If you love the character and grandeur of a historic Second Empire home, with its beautiful slate and copper mansard roof, but wish it had the updates ofnewly built homes, you will love this home in Belmont, Massachusetts. After 33 years of loving this historic home, the current owners of the George P. Walcott House, c. 1871, have wonderfully reimagined and updated it for today's lifestyle. Upon entering the gracious foyer, you peek ahead to the reinvented great room, where walls were removed to create a fabulous open concept chef's kitchen, eating area, and family room. A large island is the centerpiece to this space, and Subzero and Wolf appliances are the tools to help you create culinary masterpieces. Entertain in the bright living room or regal dining room. Upstairs features a large master suite, complete with a spa-like bathroom and private deck. Three more bedrooms and an office also occupied the second floor, while the third floor is appointed with a second master suite or recreation space.The carriage house offers garage space and the opportunity for a beautiful bonus space.

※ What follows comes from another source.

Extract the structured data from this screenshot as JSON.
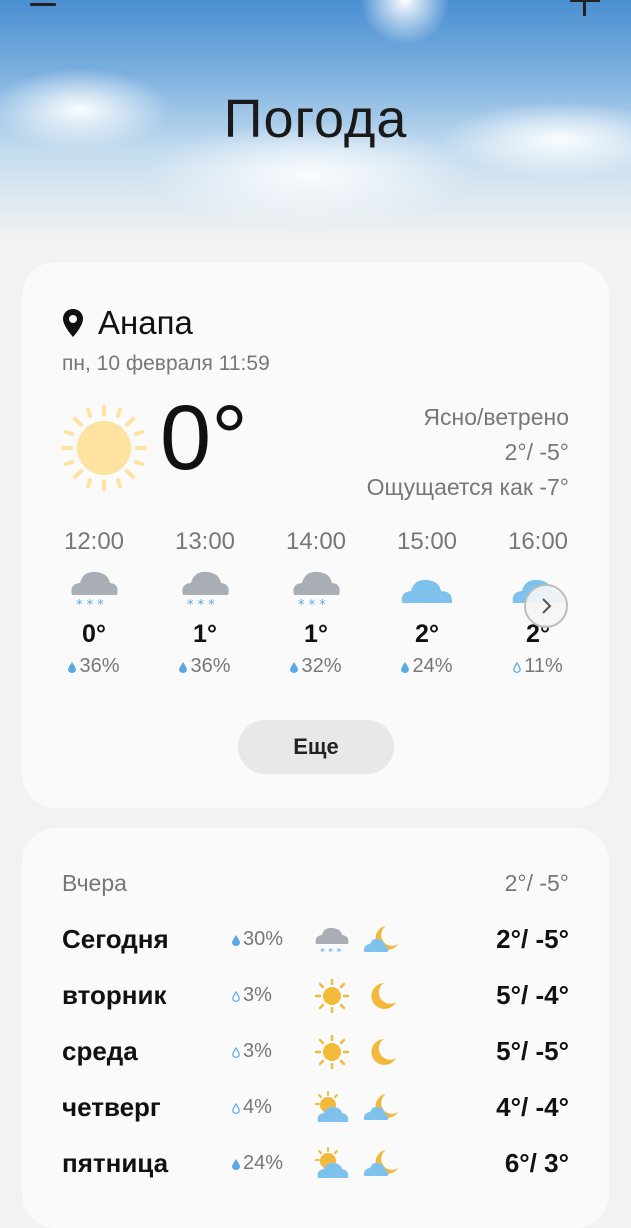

This brick mansion offers a rare opportunity to live on an acre of beautifully manicured private grounds atop Providence's renowned and historic College Hill. This estate offers over 11,000 square feet of gracious living on three impressively finished levels all elevated to the finest quality to enchant today's most discerning buyer. The owners took great care in the thoughtful restoration process, enhancing what was already a magnificent home to exceed today's modern standards. Built in 1810 by prominent businessman John Corliss, it was purchased in 1812 by wealthy merchant Edward Carrington upon his return from China, where he served as American Consul. Carringtonassembled an outstanding collection of furnishings for his home in the early 19th century. The estate remained in theCarringtonfamily for three generations.